• **TASK**
Please reproduce all of the lines below, word for word and in full.
Start of INPUT MATERIAL
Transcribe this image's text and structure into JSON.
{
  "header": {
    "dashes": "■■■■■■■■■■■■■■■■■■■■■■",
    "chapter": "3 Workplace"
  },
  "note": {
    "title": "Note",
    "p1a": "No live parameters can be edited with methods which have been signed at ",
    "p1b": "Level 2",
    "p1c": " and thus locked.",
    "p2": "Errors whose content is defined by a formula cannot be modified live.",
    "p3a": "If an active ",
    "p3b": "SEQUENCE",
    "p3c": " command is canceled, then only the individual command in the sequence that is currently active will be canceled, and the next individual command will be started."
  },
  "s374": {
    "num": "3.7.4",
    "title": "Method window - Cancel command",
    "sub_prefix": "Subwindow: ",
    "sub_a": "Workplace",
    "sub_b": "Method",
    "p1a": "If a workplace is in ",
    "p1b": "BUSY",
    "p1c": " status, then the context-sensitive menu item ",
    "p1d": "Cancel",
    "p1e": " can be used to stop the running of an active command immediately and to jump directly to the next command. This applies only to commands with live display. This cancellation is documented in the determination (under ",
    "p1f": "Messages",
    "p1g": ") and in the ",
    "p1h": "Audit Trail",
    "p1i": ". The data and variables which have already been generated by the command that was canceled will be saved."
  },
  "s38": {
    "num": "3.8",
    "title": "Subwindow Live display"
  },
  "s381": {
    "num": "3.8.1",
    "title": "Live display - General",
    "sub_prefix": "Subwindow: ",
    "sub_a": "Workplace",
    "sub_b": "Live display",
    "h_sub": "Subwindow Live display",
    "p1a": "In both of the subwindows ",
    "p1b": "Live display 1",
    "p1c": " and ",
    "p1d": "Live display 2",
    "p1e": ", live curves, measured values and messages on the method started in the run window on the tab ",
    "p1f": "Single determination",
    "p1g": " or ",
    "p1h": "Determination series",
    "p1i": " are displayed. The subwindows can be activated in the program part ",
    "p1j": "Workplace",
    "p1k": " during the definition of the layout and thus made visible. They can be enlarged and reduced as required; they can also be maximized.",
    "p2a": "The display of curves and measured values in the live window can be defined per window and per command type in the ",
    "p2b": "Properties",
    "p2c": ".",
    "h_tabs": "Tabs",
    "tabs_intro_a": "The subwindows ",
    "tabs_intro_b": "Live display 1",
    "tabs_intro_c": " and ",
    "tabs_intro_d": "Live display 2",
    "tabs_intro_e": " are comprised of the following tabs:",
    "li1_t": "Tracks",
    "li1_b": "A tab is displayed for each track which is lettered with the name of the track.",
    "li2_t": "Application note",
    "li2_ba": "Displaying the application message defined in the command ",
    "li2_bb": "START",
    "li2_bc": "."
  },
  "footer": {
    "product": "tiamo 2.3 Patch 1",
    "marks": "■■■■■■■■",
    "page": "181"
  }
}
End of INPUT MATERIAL
• **THE ANSWER**
Transcribe this image's text and structure into JSON.
{
  "header": {
    "dashes": "■■■■■■■■■■■■■■■■■■■■■■",
    "chapter": "3 Workplace"
  },
  "note": {
    "title": "Note",
    "p1a": "No live parameters can be edited with methods which have been signed at ",
    "p1b": "Level 2",
    "p1c": " and thus locked.",
    "p2": "Errors whose content is defined by a formula cannot be modified live.",
    "p3a": "If an active ",
    "p3b": "SEQUENCE",
    "p3c": " command is canceled, then only the individual command in the sequence that is currently active will be canceled, and the next individual command will be started."
  },
  "s374": {
    "num": "3.7.4",
    "title": "Method window - Cancel command",
    "sub_prefix": "Subwindow: ",
    "sub_a": "Workplace",
    "sub_b": "Method",
    "p1a": "If a workplace is in ",
    "p1b": "BUSY",
    "p1c": " status, then the context-sensitive menu item ",
    "p1d": "Cancel",
    "p1e": " can be used to stop the running of an active command immediately and to jump directly to the next command. This applies only to commands with live display. This cancellation is documented in the determination (under ",
    "p1f": "Messages",
    "p1g": ") and in the ",
    "p1h": "Audit Trail",
    "p1i": ". The data and variables which have already been generated by the command that was canceled will be saved."
  },
  "s38": {
    "num": "3.8",
    "title": "Subwindow Live display"
  },
  "s381": {
    "num": "3.8.1",
    "title": "Live display - General",
    "sub_prefix": "Subwindow: ",
    "sub_a": "Workplace",
    "sub_b": "Live display",
    "h_sub": "Subwindow Live display",
    "p1a": "In both of the subwindows ",
    "p1b": "Live display 1",
    "p1c": " and ",
    "p1d": "Live display 2",
    "p1e": ", live curves, measured values and messages on the method started in the run window on the tab ",
    "p1f": "Single determination",
    "p1g": " or ",
    "p1h": "Determination series",
    "p1i": " are displayed. The subwindows can be activated in the program part ",
    "p1j": "Workplace",
    "p1k": " during the definition of the layout and thus made visible. They can be enlarged and reduced as required; they can also be maximized.",
    "p2a": "The display of curves and measured values in the live window can be defined per window and per command type in the ",
    "p2b": "Properties",
    "p2c": ".",
    "h_tabs": "Tabs",
    "tabs_intro_a": "The subwindows ",
    "tabs_intro_b": "Live display 1",
    "tabs_intro_c": " and ",
    "tabs_intro_d": "Live display 2",
    "tabs_intro_e": " are comprised of the following tabs:",
    "li1_t": "Tracks",
    "li1_b": "A tab is displayed for each track which is lettered with the name of the track.",
    "li2_t": "Application note",
    "li2_ba": "Displaying the application message defined in the command ",
    "li2_bb": "START",
    "li2_bc": "."
  },
  "footer": {
    "product": "tiamo 2.3 Patch 1",
    "marks": "■■■■■■■■",
    "page": "181"
  }
}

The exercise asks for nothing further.